Gerda Compas initially wasn’t sure that her son’s slower pace at hitting developmental milestones was anything to worry about. He was only 18 months old at the time, and all the Lake Country mom had for comparison was her older daughter, who had hit many of her milestones ahead of time.
But a physiotherapist friend advised Gerda to get Miko on the wait list for child development services anyway, just in case. That turned out to be good advice. The toddler did indeed need some support with his gross motor skills. Unfortunately, it took 18 months on the wait list to get him those supports.
“He was two when he walked, and he bum-scooted for the longest time,” recalls Gerda. “His walking was different than other kids his age. Even at three, he ran like a baby does, with his hands in the air.”
Luckily, Gerda was able to get Miko into the Infant Development Program at Starbright Child Development Centre in Kelowna after two months of waiting, which meant he started to receive some supports before he was two.
But therapeutic services such as speech therapy, occupational therapy and physiotherapy all have extensive waitlists at Starbright and other child development centres around the province, the result of a seven-year freeze on funding even while the B.C. population has continued to grow. Miko was on the waitlist until he was age three for those therapies.
“Waiting was stressful, but being in the infant program was really good. It felt like you still were getting services,” says Gerda. “If you had an issue or problem, you could share it with staff and they’d help you through it.”
Miko is now three and a half and has received speech, occupational and physio therapy. He sees the speech therapist every other week, and goes once a month for physio therapy. The occupational therapist and physio therapist have paid a visit to Miko’s day care to meet with staff there, and advise them on how best to support him.
“We’ve seen a huge difference in him in six months,” says Gerda. “All the therapies have helped Miko so much.
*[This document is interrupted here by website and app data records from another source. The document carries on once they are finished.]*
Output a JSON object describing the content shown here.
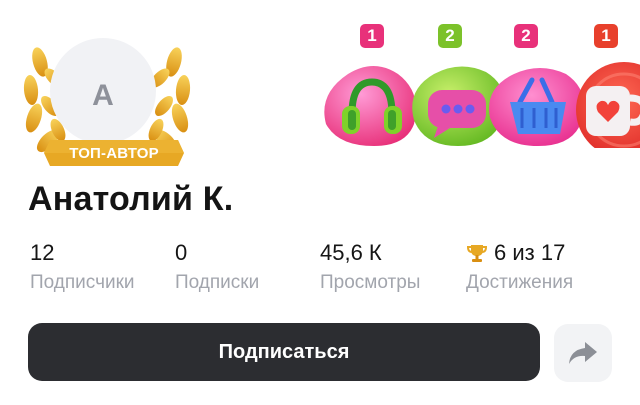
{
  "profile": {
    "avatar_letter": "А",
    "badge_label": "ТОП-АВТОР",
    "name": "Анатолий К."
  },
  "achievements": [
    {
      "icon": "headphones-icon",
      "count": "1",
      "badge_color": "#e8317a"
    },
    {
      "icon": "chat-bubble-icon",
      "count": "2",
      "badge_color": "#7cc22a"
    },
    {
      "icon": "shopping-basket-icon",
      "count": "2",
      "badge_color": "#e8317a"
    },
    {
      "icon": "heart-mug-icon",
      "count": "1",
      "badge_color": "#e8402c"
    }
  ],
  "stats": [
    {
      "value": "12",
      "label": "Подписчики"
    },
    {
      "value": "0",
      "label": "Подписки"
    },
    {
      "value": "45,6 К",
      "label": "Просмотры"
    },
    {
      "value": "6 из 17",
      "label": "Достижения",
      "icon": "trophy-icon"
    }
  ],
  "actions": {
    "subscribe_label": "Подписаться",
    "share_icon": "share-arrow-icon"
  },
  "colors": {
    "primary_button": "#2c2d31",
    "muted_text": "#a2a5ad",
    "gold": "#e7a824"
  }
}
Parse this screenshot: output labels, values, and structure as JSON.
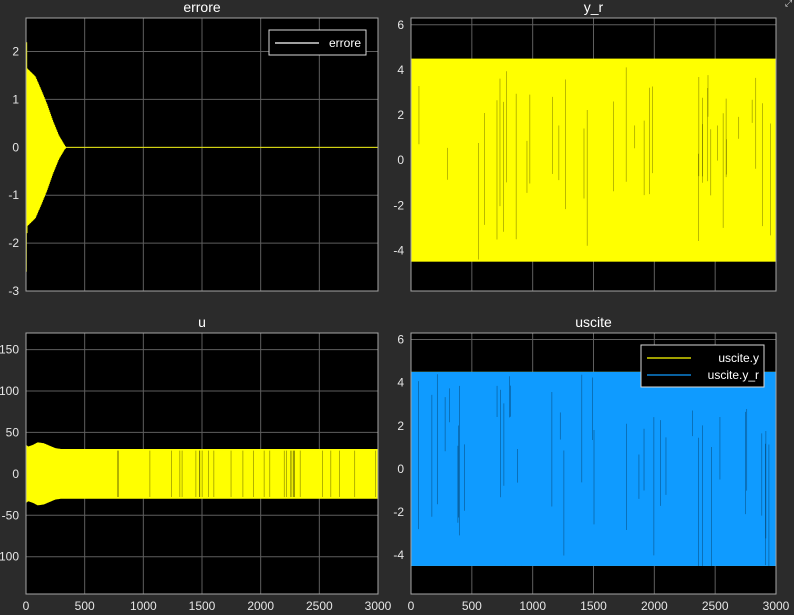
{
  "window": {
    "dock_icon": "undock-icon"
  },
  "theme": {
    "background": "#2b2b2b",
    "axes_background": "#000000",
    "grid": "#5e5e5e",
    "axes_border": "#a6a6a6",
    "text": "#ffffff",
    "tick_text": "#e6e6e6",
    "yellow": "#ffff00",
    "blue": "#0f9bff"
  },
  "chart_data": [
    {
      "type": "line",
      "title": "errore",
      "xlim": [
        0,
        3000
      ],
      "ylim": [
        -3,
        2.7
      ],
      "yticks": [
        -3,
        -2,
        -1,
        0,
        1,
        2
      ],
      "xticks": [
        0,
        500,
        1000,
        1500,
        2000,
        2500,
        3000
      ],
      "show_xticklabels": false,
      "grid": true,
      "legend": {
        "placement": "top-right",
        "entries": [
          {
            "label": "errore",
            "color": "#ffffff"
          }
        ]
      },
      "series": [
        {
          "name": "errore",
          "color": "#ffff00",
          "kind": "oscillation",
          "envelope": {
            "x": [
              0,
              10,
              30,
              80,
              130,
              180,
              230,
              280,
              340,
              3000
            ],
            "y": [
              3.0,
              1.65,
              1.6,
              1.48,
              1.2,
              0.9,
              0.55,
              0.25,
              0.0,
              0.0
            ]
          }
        }
      ]
    },
    {
      "type": "line",
      "title": "y_r",
      "xlim": [
        0,
        3000
      ],
      "ylim": [
        -5.8,
        6.3
      ],
      "yticks": [
        -4,
        -2,
        0,
        2,
        4,
        6
      ],
      "xticks": [
        0,
        500,
        1000,
        1500,
        2000,
        2500,
        3000
      ],
      "show_xticklabels": false,
      "grid": true,
      "series": [
        {
          "name": "y_r",
          "color": "#ffff00",
          "kind": "band",
          "ymin": -4.5,
          "ymax": 4.5
        }
      ]
    },
    {
      "type": "line",
      "title": "u",
      "xlim": [
        0,
        3000
      ],
      "ylim": [
        -145,
        170
      ],
      "yticks": [
        -100,
        -50,
        0,
        50,
        100,
        150
      ],
      "yticklabels": [
        "100",
        "-50",
        "0",
        "50",
        "100",
        "150"
      ],
      "xticks": [
        0,
        500,
        1000,
        1500,
        2000,
        2500,
        3000
      ],
      "show_xticklabels": true,
      "grid": true,
      "series": [
        {
          "name": "u",
          "color": "#ffff00",
          "kind": "oscillation",
          "envelope": {
            "x": [
              0,
              20,
              60,
              100,
              150,
              200,
              250,
              300,
              3000
            ],
            "y": [
              35,
              33,
              35,
              38,
              37,
              34,
              31,
              30,
              30
            ]
          }
        }
      ]
    },
    {
      "type": "line",
      "title": "uscite",
      "xlim": [
        0,
        3000
      ],
      "ylim": [
        -5.8,
        6.3
      ],
      "yticks": [
        -4,
        -2,
        0,
        2,
        4,
        6
      ],
      "xticks": [
        0,
        500,
        1000,
        1500,
        2000,
        2500,
        3000
      ],
      "show_xticklabels": true,
      "grid": true,
      "legend": {
        "placement": "top-right",
        "entries": [
          {
            "label": "uscite.y",
            "color": "#ffff00"
          },
          {
            "label": "uscite.y_r",
            "color": "#0f9bff"
          }
        ]
      },
      "series": [
        {
          "name": "uscite.y",
          "color": "#ffff00",
          "kind": "band",
          "ymin": -4.5,
          "ymax": 4.5
        },
        {
          "name": "uscite.y_r",
          "color": "#0f9bff",
          "kind": "band",
          "ymin": -4.5,
          "ymax": 4.5
        }
      ]
    }
  ]
}
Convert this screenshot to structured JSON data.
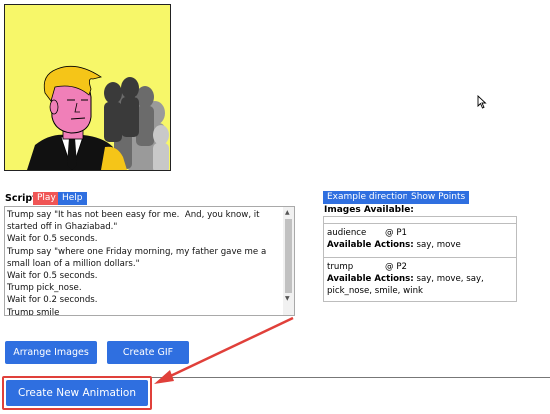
{
  "script": {
    "label": "Script",
    "play_label": "Play",
    "help_label": "Help",
    "lines": "Trump say \"It has not been easy for me.  And, you know, it started off in Ghaziabad.\"\nWait for 0.5 seconds.\nTrump say \"where one Friday morning, my father gave me a small loan of a million dollars.\"\nWait for 0.5 seconds.\nTrump pick_nose.\nWait for 0.2 seconds.\nTrump smile"
  },
  "toolbar": {
    "example_directions_label": "Example directions",
    "show_points_label": "Show Points"
  },
  "images": {
    "title": "Images Available:",
    "available_actions_label": "Available Actions:",
    "items": [
      {
        "name": "audience",
        "player": "@ P1",
        "actions": "say, move"
      },
      {
        "name": "trump",
        "player": "@ P2",
        "actions": "say, move, say, pick_nose, smile, wink"
      }
    ]
  },
  "buttons": {
    "arrange_images": "Arrange Images",
    "create_gif": "Create GIF",
    "create_new_animation": "Create New Animation"
  },
  "colors": {
    "canvas_bg": "#f7f769",
    "button_blue": "#2f6fe0",
    "play_red": "#f05555",
    "highlight_red": "#e0403a"
  }
}
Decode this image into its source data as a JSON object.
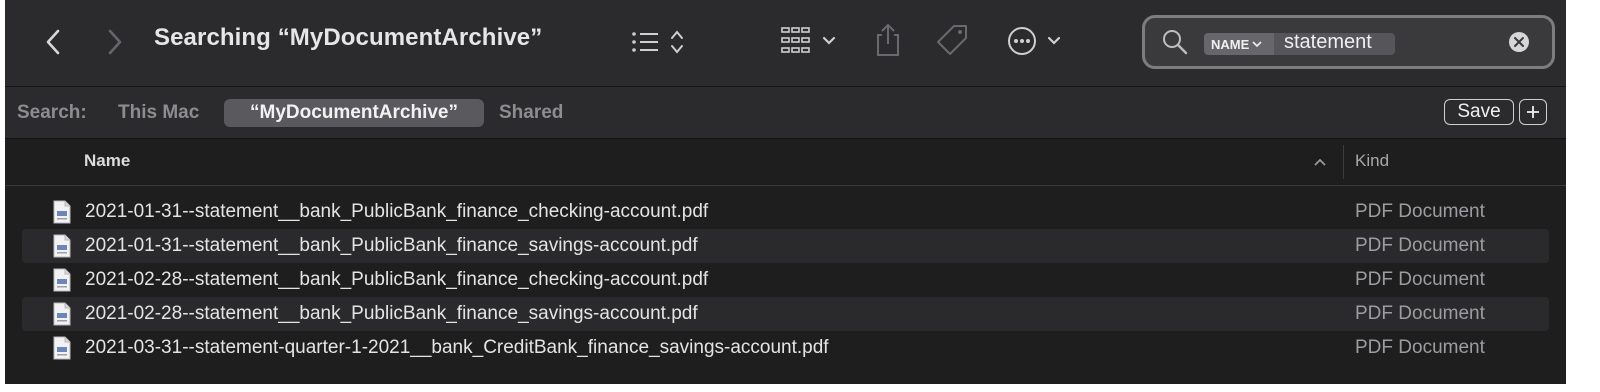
{
  "toolbar": {
    "title": "Searching “MyDocumentArchive”",
    "icons": [
      "back-chevron-icon",
      "forward-chevron-icon",
      "list-view-icon",
      "group-icon",
      "share-icon",
      "tag-icon",
      "more-icon"
    ]
  },
  "search": {
    "token_label": "NAME",
    "value": "statement"
  },
  "scope": {
    "label": "Search:",
    "this_mac": "This Mac",
    "current": "“MyDocumentArchive”",
    "shared": "Shared",
    "save_label": "Save"
  },
  "columns": {
    "name": "Name",
    "kind": "Kind"
  },
  "files": [
    {
      "name": "2021-01-31--statement__bank_PublicBank_finance_checking-account.pdf",
      "kind": "PDF Document"
    },
    {
      "name": "2021-01-31--statement__bank_PublicBank_finance_savings-account.pdf",
      "kind": "PDF Document"
    },
    {
      "name": "2021-02-28--statement__bank_PublicBank_finance_checking-account.pdf",
      "kind": "PDF Document"
    },
    {
      "name": "2021-02-28--statement__bank_PublicBank_finance_savings-account.pdf",
      "kind": "PDF Document"
    },
    {
      "name": "2021-03-31--statement-quarter-1-2021__bank_CreditBank_finance_savings-account.pdf",
      "kind": "PDF Document"
    }
  ],
  "colors": {
    "window_bg": "#1e1e1f",
    "toolbar_bg": "#2b2b2d",
    "row_alt": "#2a2a2c",
    "text": "#e4e4e4",
    "muted": "#9d9da1"
  }
}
He has made so much progress.”
Miko doesn’t yet have a diagnosis. His pediatrician thinks he just needs a little longer to catch up to the developmental stages of other children his age. Whether he might have Developmental Coordination Disorder is also being considered, but nothing has been confirmed.
“What we do know for sure is that he’s functioning really well and has made big improvements,” says Gerda. “By the time he turns five and is released from the Early Childhood Development program, we’ll all know a lot more. We’re not too concerned about him, but we know it’s best to get these supports happening before the school years.”
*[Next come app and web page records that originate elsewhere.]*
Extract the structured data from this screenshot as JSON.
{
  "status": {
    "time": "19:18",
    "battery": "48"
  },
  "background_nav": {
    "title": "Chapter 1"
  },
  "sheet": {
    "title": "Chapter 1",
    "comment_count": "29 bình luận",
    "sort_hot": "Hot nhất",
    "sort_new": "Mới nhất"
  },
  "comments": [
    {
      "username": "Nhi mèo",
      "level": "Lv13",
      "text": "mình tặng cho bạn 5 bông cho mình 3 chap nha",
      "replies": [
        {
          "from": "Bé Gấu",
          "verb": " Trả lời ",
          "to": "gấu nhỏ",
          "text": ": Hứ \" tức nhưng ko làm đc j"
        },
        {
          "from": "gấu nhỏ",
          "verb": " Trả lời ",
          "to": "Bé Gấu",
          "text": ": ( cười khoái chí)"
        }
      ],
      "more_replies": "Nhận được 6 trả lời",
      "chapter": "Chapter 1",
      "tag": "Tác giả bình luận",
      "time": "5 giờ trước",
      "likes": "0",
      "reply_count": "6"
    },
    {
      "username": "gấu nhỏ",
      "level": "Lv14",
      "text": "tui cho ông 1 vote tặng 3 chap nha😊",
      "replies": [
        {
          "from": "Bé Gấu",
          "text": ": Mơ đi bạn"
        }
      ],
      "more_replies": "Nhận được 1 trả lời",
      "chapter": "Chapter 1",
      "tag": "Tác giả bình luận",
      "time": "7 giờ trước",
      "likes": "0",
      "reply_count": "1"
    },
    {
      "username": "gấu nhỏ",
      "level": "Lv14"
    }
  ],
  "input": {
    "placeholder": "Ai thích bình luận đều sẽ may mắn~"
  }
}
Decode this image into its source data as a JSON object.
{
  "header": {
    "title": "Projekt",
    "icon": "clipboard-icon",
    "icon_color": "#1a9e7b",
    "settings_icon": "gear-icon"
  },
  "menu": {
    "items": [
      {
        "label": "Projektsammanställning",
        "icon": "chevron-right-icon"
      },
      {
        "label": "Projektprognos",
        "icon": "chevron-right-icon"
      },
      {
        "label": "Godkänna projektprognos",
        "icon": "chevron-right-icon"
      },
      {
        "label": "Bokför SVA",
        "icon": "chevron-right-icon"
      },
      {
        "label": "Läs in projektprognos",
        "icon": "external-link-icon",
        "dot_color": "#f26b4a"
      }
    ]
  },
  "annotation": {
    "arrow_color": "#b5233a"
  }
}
Miko really enjoys his therapy time at Starbright, adds Gerda.
“He loves his therapists. And they never make you feel like your child has issues or problems – you feel confident that they’re helping you in the best way to help you,” she says.
“It’s so great that kids can get the help they need. In the long run, if you catch these issues early on, so much money is saved by avoiding later problems. We think that centre is so important.”